What about putting one of them in left field and spending a couple innings swapping for platoon advantage?

5 years ago
Reply to  Seth

I balked at this… then I realized the Indians will put Santana’s glove in left. With that low of a bar, how much worse could Allen/Miller be out there?

5 years ago
Reply to  Dolemite

While this is true, it also means taking Santana’s bat out of the lineup.

5 years ago
Reply to  Seth

The problem with this and the scenarios played out above is factoring in the NL rules. Francona has done multiple innings with his relievers so far in the playoffs because he doesn’t have to think about where the pitcher is batting.

Now that it is a factor, we would probably see some double switches. Does Francona sub out one of his top 6 hitters for a lesser hitter in order to get Miller multiple innings? Does he let either of them bat when Allen has 0 PAs and Miller has 0 PAs since 2011?

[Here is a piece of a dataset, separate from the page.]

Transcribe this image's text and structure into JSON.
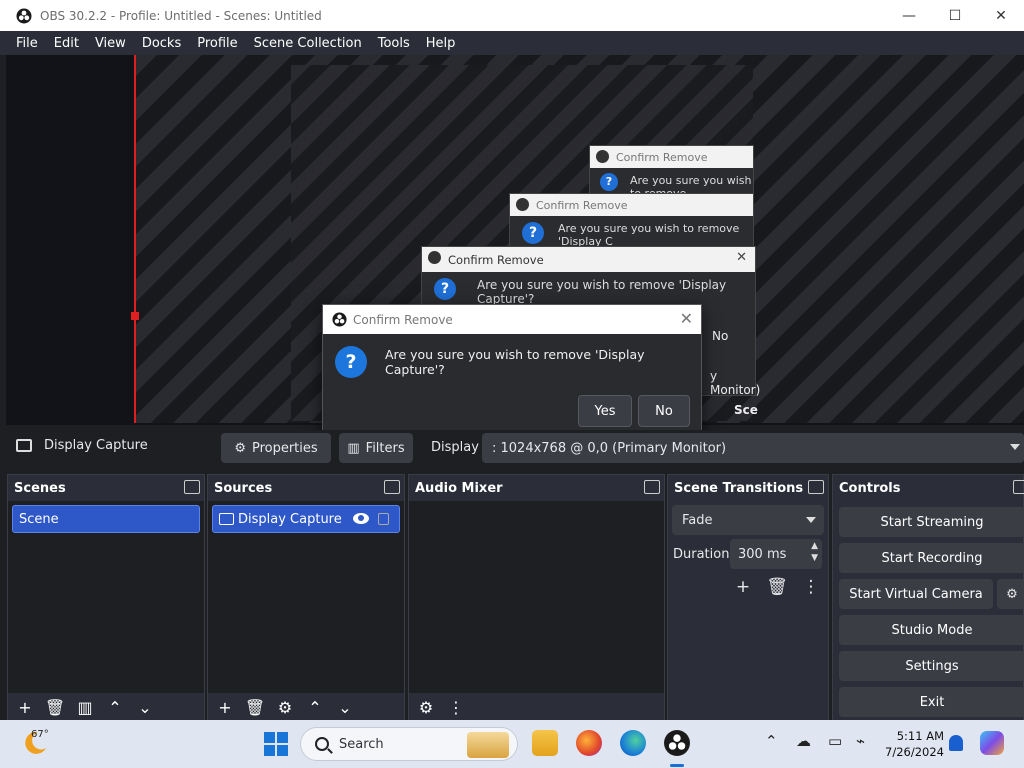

If he swapped them for the platoon advantage for 3+ innings, he’s essentially providing two outs in the order offensively.